Credit rescoring can help you qualify for a mortgage
Original Post Date: July 25, 2010
By: Kenneth R. Harney
Reporting from Washington — Call it the great real estate disconnect of 2010: Mortgage rates have been at half-century lows and home prices have stabilized, but applications for mortgages to buy houses have declined most weeks during the last three months, as measured by the Mortgage Bankers Assn.
What’s going on here? Shouldn’t 30-year fixed-rate loans well below 5% be flying off the shelf? Economists say part of the reason is the expiration of the federal home purchase tax credits, which encouraged thousands of buyers to accelerate their transactions — starting with mortgage applications — into the early spring months to qualify for the April 30 contract deadline.
But other key factors are at work: More stringent underwriting standards imposed by private lenders, declining consumer credit scores in the wake of the recession, and rule changes by Fannie Mae, Freddie Mac and the Federal Housing Administration have all combined to make qualifying for a new mortgage more challenging than it has been in years.
Take credit scores. While most lenders have raised the bar on minimally acceptable scores, Fair Isaac Corp., creator of the widely used FICO score, says there has been a deterioration in millions of Americans’ scores during the last two years. More than 25% of all consumers who have active credit files — roughly 43 million people — now have FICO scores of 599 and below. On Fair Isaac’s scale, which runs from 300 (highest risk) to 850 (lowest risk), a 599 score is considered unacceptable by most lenders.
In fact, since the housing boom went bust, lenders prefer to see minimum scores well into the 700s. Fannie Mae, for instance, gives its best combinations of rates and fees to applicants with 740-or-higher FICO scores.
How can buyers deal with the tougher rules? Tops on the list: Be aware that there are work-arounds and creative solutions to some of the roadblocks. For example, say your credit scores appear too low to qualify for the mortgage you need. Ignore the online and junk-mail “credit repair” come-ons that promise miraculous FICO-score improvements overnight. They are often rip-offs and may not even be legal in some instances.
However, an experienced mortgage broker or retail loan officer can get your credit file into a “rapid rescoring” program that just might get you the legitimate lift you need to qualify. Rapid rescorings performed by independent credit reporting firms — most of them members of the National Credit Reporting Assn. — use procedures approved by the three major credit bureaus to make direct changes to the information contained in credit files.
If there are documented errors in the file, or omissions that are dragging down your scores behind your back, the rescorers connect you, your creditors and the national bureaus — Equifax, Experian and TransUnion — to get the problems fixed.

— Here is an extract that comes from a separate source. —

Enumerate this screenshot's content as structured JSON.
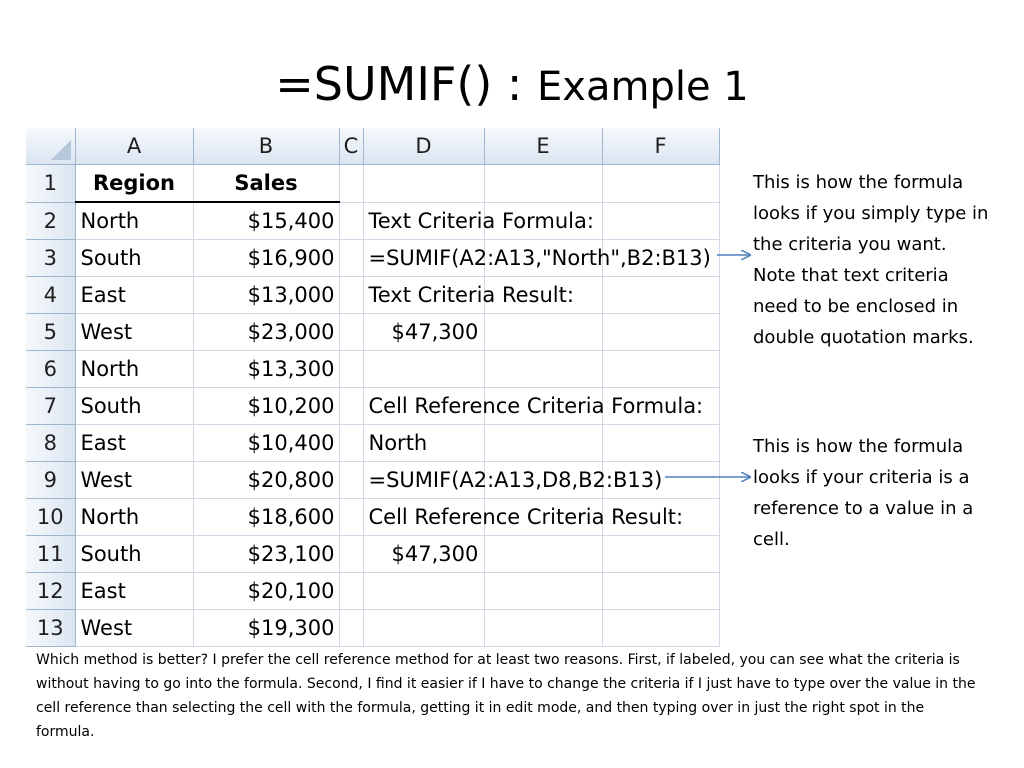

In some cases, rescorers can even spot steps you can take, such as cutting your usage percentage on a particular account, that will boost your score immediately.
Most rescorings take three to five days and cost an average of $30 per “tradeline” or credit account per borrower, says Marty Flynn, president of Credit Communications Inc. in San Ramon, Calif., a credit reporting firm. A typical rescoring costs from $90 to $200. Though extensive rescorings can push FICO scores up dramatically, Flynn said the average increase is more like 25 to 32 points. If you’ve been an irresponsible deadbeat, of course, rescoring your files won’t help much or at all.
Steve Stamets, a loan officer with Union Mortgage Group in Rockville, Md., said rapid rescoring can rack up transaction costs — and even pinch loan officers’ revenue — when an applicant’s scores are being depressed by issues in multiple accounts. One recent applicant had problems with three separate credit tradelines, throwing the entire mortgage application into jeopardy. Straightening them out cost $270.
“We got [the client] above the 620 FICO he needed” to be approved for the mortgages, Stamets said, “but believe me, it took some work.”